In her first semester back at SU as a professor, Wills has raved about the campus and how nice it feels to be home.
Currently, Wills meets with ten different students on a weekly basis with 30-minute to hour-long sessions. She highlighted that one of her favorite parts about this teaching style is the diversity of her students and her ability to get to know each of them one-on-one.
“If you had one big class full of people, you don’t really get to know them so well ...” Wills said. “But this. When it’s one-on-one like this, you really get to know the person.”
A typical session for Wills often does not start talking about music at all, but rather talking about the individual and their own well-being. The session then leads into warm-up exercises and voice coaching by Wills.
Because her students all range in their ability levels from beginners to the more advanced, Wills works to tailor each lesson to work for each specific student.
"Each student is different, and each lesson changes drastically based on which student is walking through the door," Wills said. "Voice is all about your body ... so you have to sort of be a detective to figure out how each student works."
Seeing Wills on Broadway nearly eight years ago, SU senior Alyssa Mullins had never imagined she’d be in the same room as Wills, nonetheless have her as a professor at the university. When she received word that Wills would be her voice coach this semester, she could not contain her excitement.
“It was really incredible to see someone who had come from this place, and had started in the same arena of homegrown community theatre and gone to that,” Mullins said. “When I found out she was my voice teacher this year, I sent her the largest fangirl email.”
Mullins takes Music 390, which is a course specifically for voice lessons for non-music majors. She enjoys the class because she feels that the course consists of a wonderful blend of exercises and course work.
Mullins emphasized that the class allows for a great deal of flexibility in that no student is required to learn a new language or memorize specific pieces for a musical jury.
Right now, Wills is helping Mullins with an English aria and a German aria from "The Magic Flute." Mullins feels that much of the class works around technique and emotions.

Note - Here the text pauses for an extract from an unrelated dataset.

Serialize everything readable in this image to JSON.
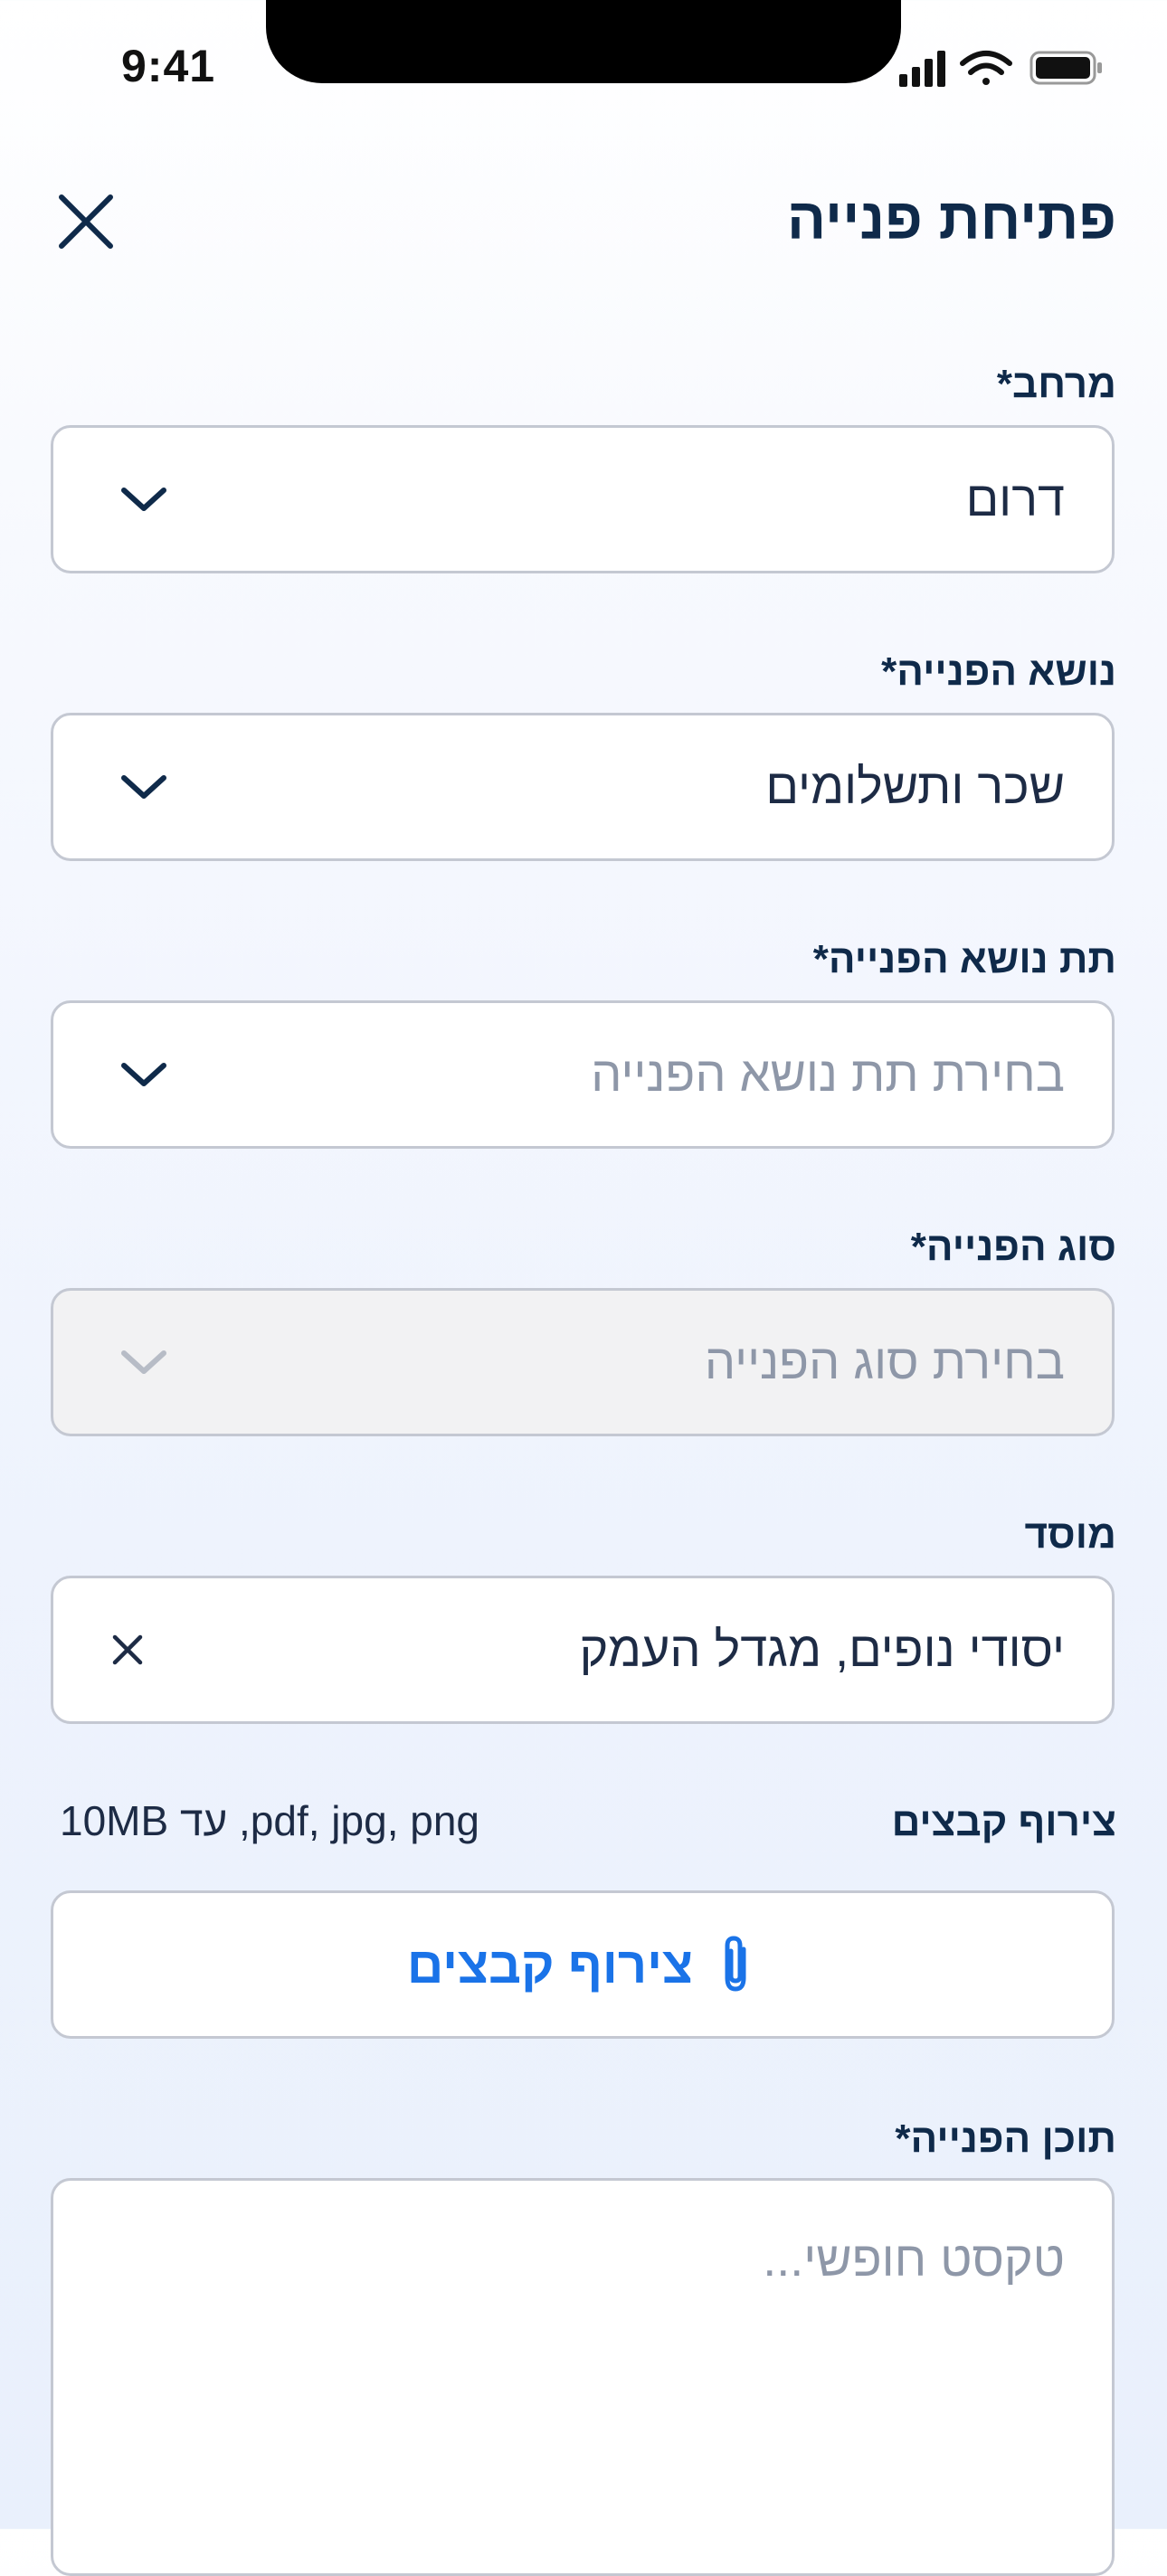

“Singing is very emotional, and I don’t know that everybody really realizes how much it takes not only to sing in front of people, but to sing to in front of someone directly that you are expecting to criticize you,” Mullins said. “To ask someone to make you good ... what does it feel like, what does it sound like, but most importantly, what does it make you feel like?”
It is this sense of true emotion and depth that Mullins feels Wills has brought to her lessons that no teacher had ever done for her in the past.
Mullins feels that Wills’ experience on Broadway brings not only authenticity and experience to the classroom, but also a sense of genuine-ness that not every class has the ability to give a student.
“She is an incredible addition to the faculty because she brings, not only that real world experience, but she can give it to you in a way that is non-condescending. It’s very much like, ‘I’m willing to tell you as much as you’re willing to listen,’” Mullins said. “She’s incredible.”
By CAROLINE STREETT
Gull life editor
Featured photos by Caroline Streett Images and Broadwayworld.com.